There are only four companies that do databases. I doubt very much that Microsoft and IBM will give up their database businesses, and I don't think Oracle could afford it, since that is where most of their profits come from. I make good money from my database business and don't feel the need to consolidate.

John Chen

Do you feel that open source is happening on the database side?
We are moving from a data-storage management system to a data management platform. The differences are the surfaces around it. The core engine could potentially be open source...It may be a good thing to open it up for everyone to develop. The question is whether there are other elements to that: security features and edge computing. All of these could be added to the system.

How do you turn around the software business, since everything is dropping in terms of dollars, cents and revenue?
Innovation. You can't sell the same stuff for the same price to the same people all over again. Other than Oracle putting an "i" at the back of their version and selling it to you all over again--you can't do that because there is no value. Customers aren't that stupid. You've got to sell them things that are innovative and new. I know we all talk about the total cost of ownership, but I think that is misleading.

When I run a business and you come to me and say, "Give me $5 million and I'll replace all your phones, and in three years you'll make money out of it," I won't listen to you for more than 10 minutes.

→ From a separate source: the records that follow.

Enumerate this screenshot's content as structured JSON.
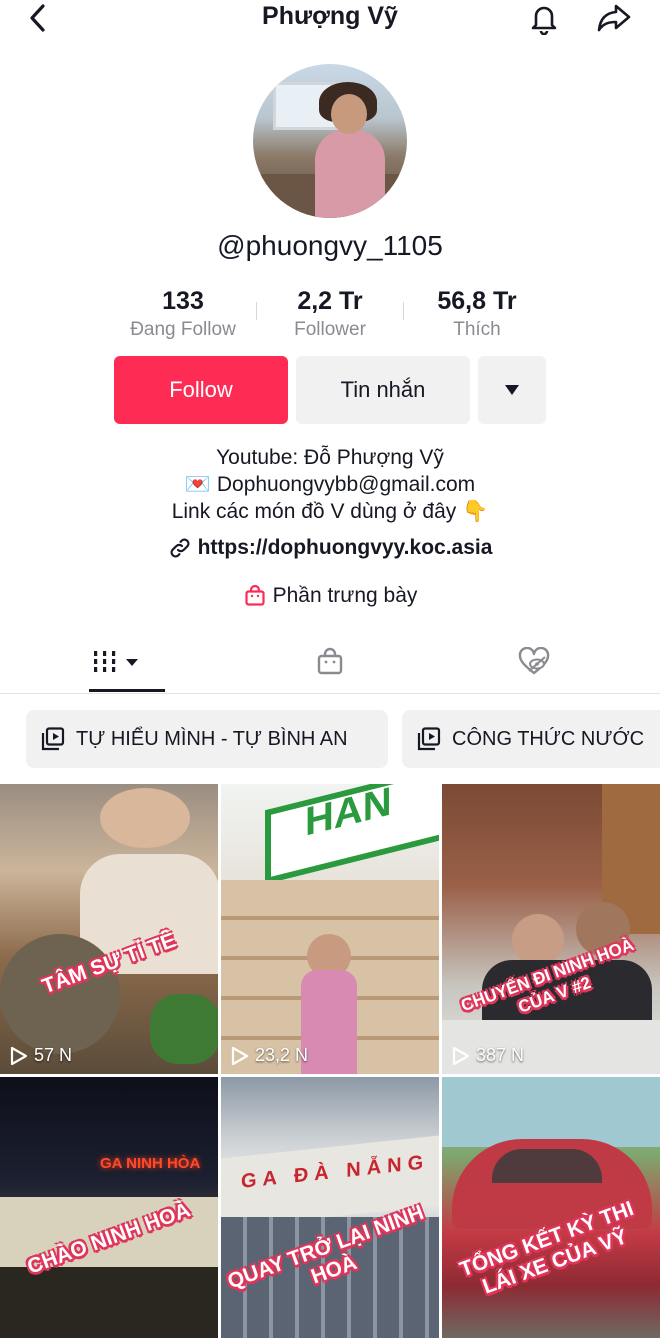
{
  "header": {
    "title": "Phượng Vỹ"
  },
  "profile": {
    "handle": "@phuongvy_1105",
    "stats": [
      {
        "value": "133",
        "label": "Đang Follow"
      },
      {
        "value": "2,2 Tr",
        "label": "Follower"
      },
      {
        "value": "56,8 Tr",
        "label": "Thích"
      }
    ],
    "buttons": {
      "follow": "Follow",
      "message": "Tin nhắn"
    },
    "bio": {
      "line1": "Youtube: Đỗ Phượng Vỹ",
      "line2_emoji": "💌",
      "line2": "Dophuongvybb@gmail.com",
      "line3": "Link các món đồ V dùng ở đây",
      "line3_emoji": "👇"
    },
    "link": "https://dophuongvyy.koc.asia",
    "showcase": "Phần trưng bày"
  },
  "tabs": [
    {
      "icon": "videos-grid-icon",
      "selected": true
    },
    {
      "icon": "shopping-bag-icon",
      "selected": false
    },
    {
      "icon": "liked-hidden-icon",
      "selected": false
    }
  ],
  "playlists": [
    {
      "label": "TỰ HIỂU MÌNH - TỰ BÌNH AN"
    },
    {
      "label": "CÔNG THỨC NƯỚC"
    }
  ],
  "videos": [
    {
      "caption": "TÂM SỰ TỈ TÊ",
      "views": "57 N"
    },
    {
      "caption": "",
      "views": "23,2 N"
    },
    {
      "caption": "CHUYẾN ĐI NINH HOÀ CỦA V #2",
      "views": "387 N"
    },
    {
      "caption": "CHÀO NINH HOÀ",
      "views": ""
    },
    {
      "caption": "QUAY TRỞ LẠI NINH HOÀ",
      "views": ""
    },
    {
      "caption": "TỔNG KẾT KỲ THI LÁI XE CỦA VỸ",
      "views": ""
    }
  ],
  "video_sign_text": {
    "store_sign": "HÀN",
    "station_ninhhoa": "GA NINH HÒA",
    "station_danang": "GA ĐÀ NẴNG"
  },
  "colors": {
    "accent": "#fe2c55",
    "text": "#161823",
    "muted": "#8a8b91",
    "button_bg": "#f1f1f2"
  }
}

But if you come to me and say, "Buy this thing and it will help you to roll out your products faster, or in a new space," then that's interesting. In order for you to have customers spend money, you have to help them make money.

The industry has been beating the total-cost-of-ownership drum for the last 15 years, and it was interesting to hear one of your peers yesterday talking up all these points that you have pooh-poohed.
For the technology market to expand, you must add new value. Total cost of ownership is not the way to jump-start IT spending.